## Website and app data records
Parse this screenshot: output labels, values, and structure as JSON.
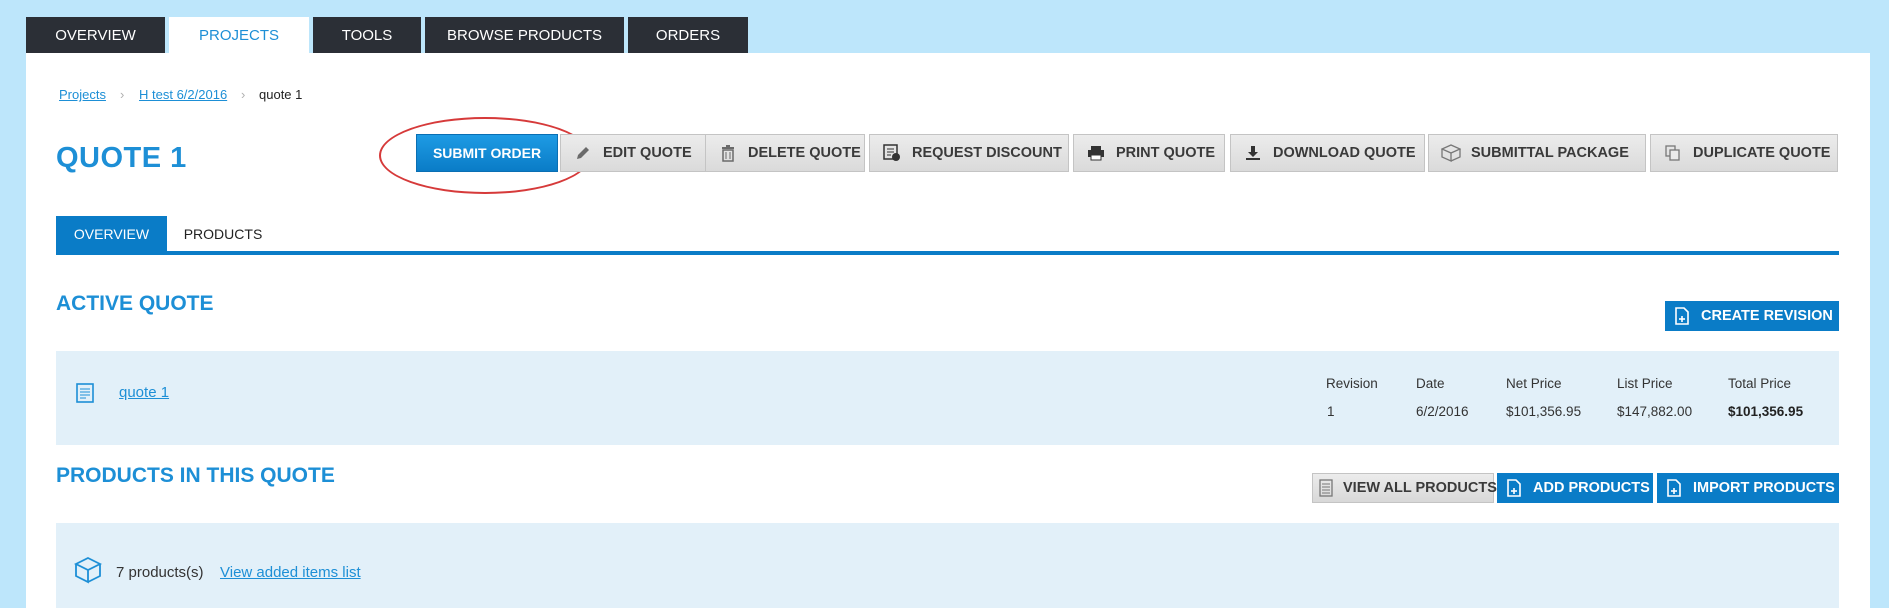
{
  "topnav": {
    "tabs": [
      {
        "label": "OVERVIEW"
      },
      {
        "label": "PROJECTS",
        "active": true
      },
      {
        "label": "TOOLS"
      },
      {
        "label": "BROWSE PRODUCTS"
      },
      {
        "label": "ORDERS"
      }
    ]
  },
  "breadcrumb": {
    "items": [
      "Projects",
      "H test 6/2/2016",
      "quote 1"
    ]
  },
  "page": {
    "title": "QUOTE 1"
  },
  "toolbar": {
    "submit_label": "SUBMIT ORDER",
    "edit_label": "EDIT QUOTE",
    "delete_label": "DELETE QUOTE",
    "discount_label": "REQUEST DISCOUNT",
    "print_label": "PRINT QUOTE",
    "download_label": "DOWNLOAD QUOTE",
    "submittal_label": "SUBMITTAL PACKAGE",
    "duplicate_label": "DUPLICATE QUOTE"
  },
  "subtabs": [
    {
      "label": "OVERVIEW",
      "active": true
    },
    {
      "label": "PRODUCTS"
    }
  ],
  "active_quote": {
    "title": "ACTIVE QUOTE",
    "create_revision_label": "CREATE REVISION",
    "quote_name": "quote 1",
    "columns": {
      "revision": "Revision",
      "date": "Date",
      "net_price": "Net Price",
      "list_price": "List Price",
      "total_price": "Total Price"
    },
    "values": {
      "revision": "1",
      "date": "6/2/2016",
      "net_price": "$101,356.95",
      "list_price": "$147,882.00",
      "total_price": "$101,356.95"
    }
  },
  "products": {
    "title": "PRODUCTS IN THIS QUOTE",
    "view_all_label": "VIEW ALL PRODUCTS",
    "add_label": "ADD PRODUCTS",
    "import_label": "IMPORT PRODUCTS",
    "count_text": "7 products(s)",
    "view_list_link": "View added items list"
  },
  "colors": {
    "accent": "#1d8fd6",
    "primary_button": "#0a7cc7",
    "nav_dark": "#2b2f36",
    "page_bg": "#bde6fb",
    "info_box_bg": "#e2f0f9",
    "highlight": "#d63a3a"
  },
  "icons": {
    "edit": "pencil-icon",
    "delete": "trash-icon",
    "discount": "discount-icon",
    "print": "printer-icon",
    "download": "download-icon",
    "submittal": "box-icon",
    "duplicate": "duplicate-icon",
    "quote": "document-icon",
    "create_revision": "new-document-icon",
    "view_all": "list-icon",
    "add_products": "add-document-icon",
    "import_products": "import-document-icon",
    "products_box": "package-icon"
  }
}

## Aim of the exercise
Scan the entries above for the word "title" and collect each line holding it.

## Answer space
    "title": "QUOTE 1"
    "title": "ACTIVE QUOTE",
    "title": "PRODUCTS IN THIS QUOTE",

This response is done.